A new Tardis of a Timelord

A post shared by AJ Barse (@ajbarse) on Dec 14, 2017 at 5:29pm PST After reading countless posts, technical documents, and pulling apart the top plate of my Swiss made Sellita SW200 about a dozen times: I finally got the stem and the keyless to work again! Apparently, this is not uncommon on the Sellita…

3D Printing in Watchmaking

In the world of watchmaking and 3D printing, there isn’t much overlap yet. But, and forgive the pun here, times are changing. From the story of how two college students starting Vortic watches to solve the problem of bringing back American watchmaking through the 3D printing and manufacturing all new cases in Titanium for watch…

Salish Sea-worthy SKX007

I love a good tool watch. Something that literally can be worn for anything, go anywhere, and be anything. For this project, I wanted to take what I learned from building the Bellingham Bay, but go a little more simple and practical. Enter the Seiko skx007 and its workhorse 7S26 movement. The watch is an icon for…

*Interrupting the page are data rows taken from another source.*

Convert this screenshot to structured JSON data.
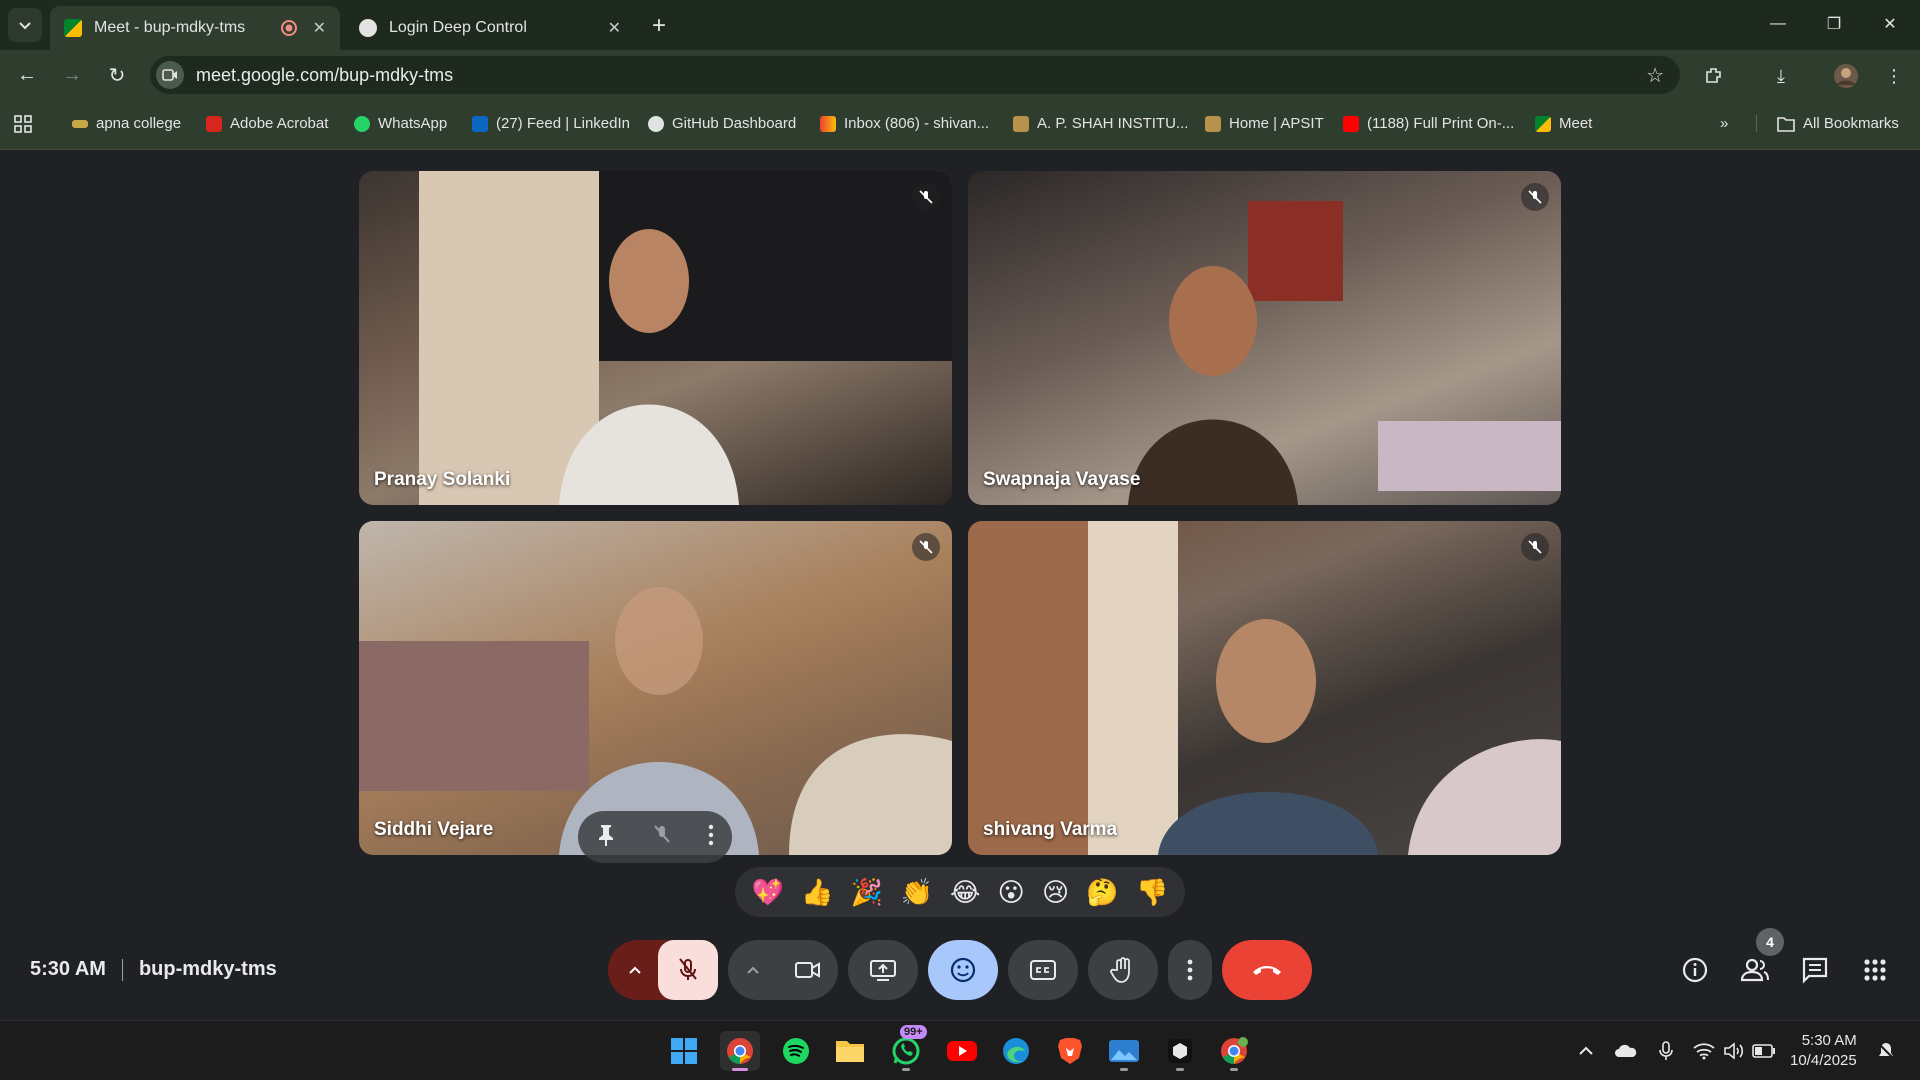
{
  "browser": {
    "tabs": [
      {
        "title": "Meet - bup-mdky-tms",
        "active": true
      },
      {
        "title": "Login Deep Control",
        "active": false
      }
    ],
    "url": "meet.google.com/bup-mdky-tms",
    "bookmarks": [
      {
        "label": "apna college"
      },
      {
        "label": "Adobe Acrobat"
      },
      {
        "label": "WhatsApp"
      },
      {
        "label": "(27) Feed | LinkedIn"
      },
      {
        "label": "GitHub Dashboard"
      },
      {
        "label": "Inbox (806) - shivan..."
      },
      {
        "label": "A. P. SHAH INSTITU..."
      },
      {
        "label": "Home | APSIT"
      },
      {
        "label": "(1188) Full Print On-..."
      },
      {
        "label": "Meet"
      }
    ],
    "all_bookmarks_label": "All Bookmarks"
  },
  "meeting": {
    "participants": [
      {
        "name": "Pranay Solanki",
        "muted": true
      },
      {
        "name": "Swapnaja Vayase",
        "muted": true
      },
      {
        "name": "Siddhi Vejare",
        "muted": true
      },
      {
        "name": "shivang Varma",
        "muted": true
      }
    ],
    "reactions": [
      "💖",
      "👍",
      "🎉",
      "👏",
      "😂",
      "😮",
      "😢",
      "🤔",
      "👎"
    ],
    "time": "5:30 AM",
    "code": "bup-mdky-tms",
    "participant_count": "4"
  },
  "taskbar": {
    "whatsapp_badge": "99+",
    "time": "5:30 AM",
    "date": "10/4/2025"
  },
  "colors": {
    "end_call": "#ea4335",
    "mic_off_bg": "#f9dedc",
    "reactions_active": "#a8c7fa",
    "chrome_frame": "#2f3d2f"
  }
}
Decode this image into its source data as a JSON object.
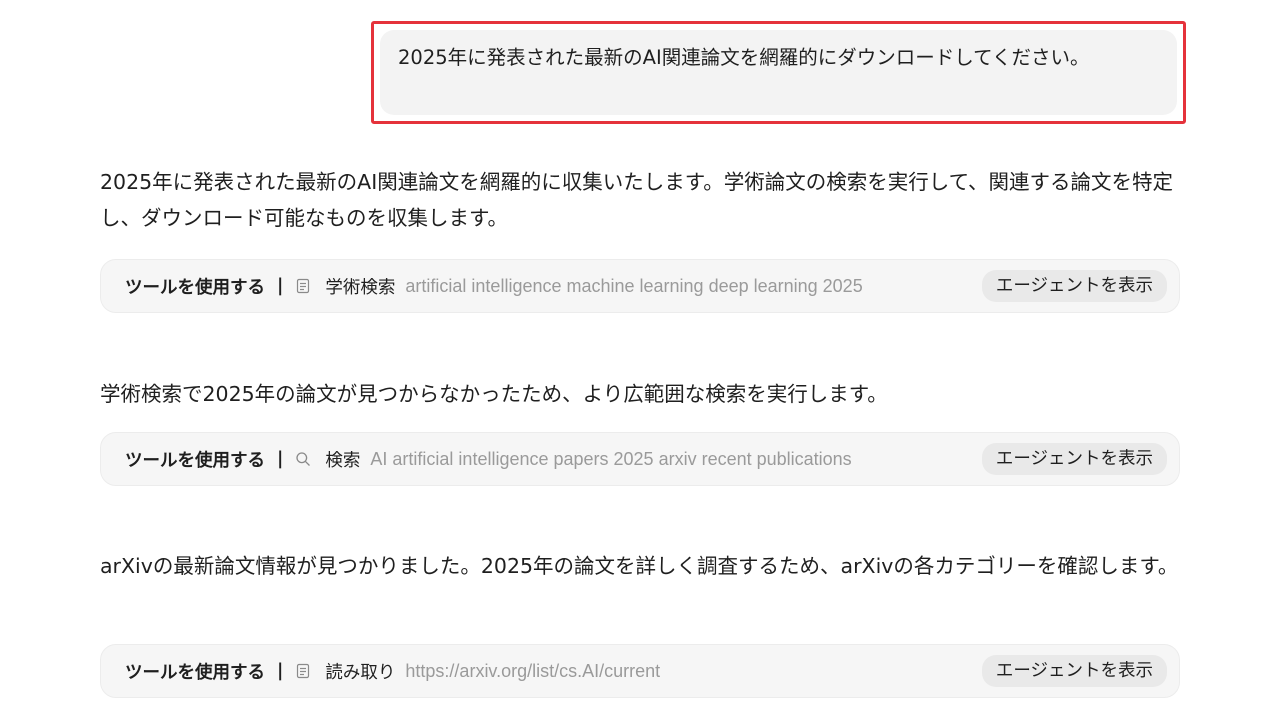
{
  "user_message": {
    "text": "2025年に発表された最新のAI関連論文を網羅的にダウンロードしてください。"
  },
  "messages": [
    {
      "text": "2025年に発表された最新のAI関連論文を網羅的に収集いたします。学術論文の検索を実行して、関連する論文を特定し、ダウンロード可能なものを収集します。",
      "tool": {
        "label": "ツールを使用する",
        "separator": "|",
        "icon": "document-icon",
        "name": "学術検索",
        "argument": "artificial intelligence machine learning deep learning 2025",
        "action": "エージェントを表示"
      }
    },
    {
      "text": "学術検索で2025年の論文が見つからなかったため、より広範囲な検索を実行します。",
      "tool": {
        "label": "ツールを使用する",
        "separator": "|",
        "icon": "search-icon",
        "name": "検索",
        "argument": "AI artificial intelligence papers 2025 arxiv recent publications",
        "action": "エージェントを表示"
      }
    },
    {
      "text": "arXivの最新論文情報が見つかりました。2025年の論文を詳しく調査するため、arXivの各カテゴリーを確認します。",
      "tool": {
        "label": "ツールを使用する",
        "separator": "|",
        "icon": "document-icon",
        "name": "読み取り",
        "argument": "https://arxiv.org/list/cs.AI/current",
        "action": "エージェントを表示"
      }
    }
  ],
  "colors": {
    "highlight_border": "#e5323b",
    "bubble_bg": "#f3f3f3",
    "tool_bg": "#f6f6f6",
    "argument_text": "#9a9a9a"
  }
}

A Technologist’s Tale as a Timelord

After over four months of design, researching, importing parts, and collaborating with a local leather works show; this prototype “Bellingham Bay” PNW built, Swiss movement watch is finished! I am a watch nerd. A horologist. A tinkerer. And yet, a technologist. When I set out on this project, I wanted to take a geek’s approach to building…

A Timelord Strapped for Time

I love a good NATO strap, most adventure inspired watch enthusiasts are, but I’ve never really had any luck finding a comfortable leather one. For some reason with my wrist either the strap sits the watch case too much off my wrist, or the band itself doesn’t sit the watch case square on my wrist….

Journey as a Timelord; Part 4

Finally! Three click springs later, I was able to reassemble the SW200 movement and wind (and set) the crown stem! Next order of business; using the M3 X .35 Tap to bore out the crown tube hole and set threads to take a Rolex style (7mm) screw down crown tube. Making sure the tap was…

Working prototype of the “Bellingham Bay”

After setting the hands on the dial (and figuring out the trick to setting the second hand), and pushing in the winding stem, it came to life! The Bellingham Bay is based off the classical Tudor Heritage Black Bay watch in case, bezel, and snowflake hands. The dial I had originally designed to have laser etched,…

Journey of a Micro-Maker

  What would it take to make a “Northwest Built” Swiss watch? I don’t know, but working on finding out. Taking the traditional “geek in the garage” approach of building something, I wonder if I could build something so small and percise using “off the shelf” parts. After quite a bit of research and finding…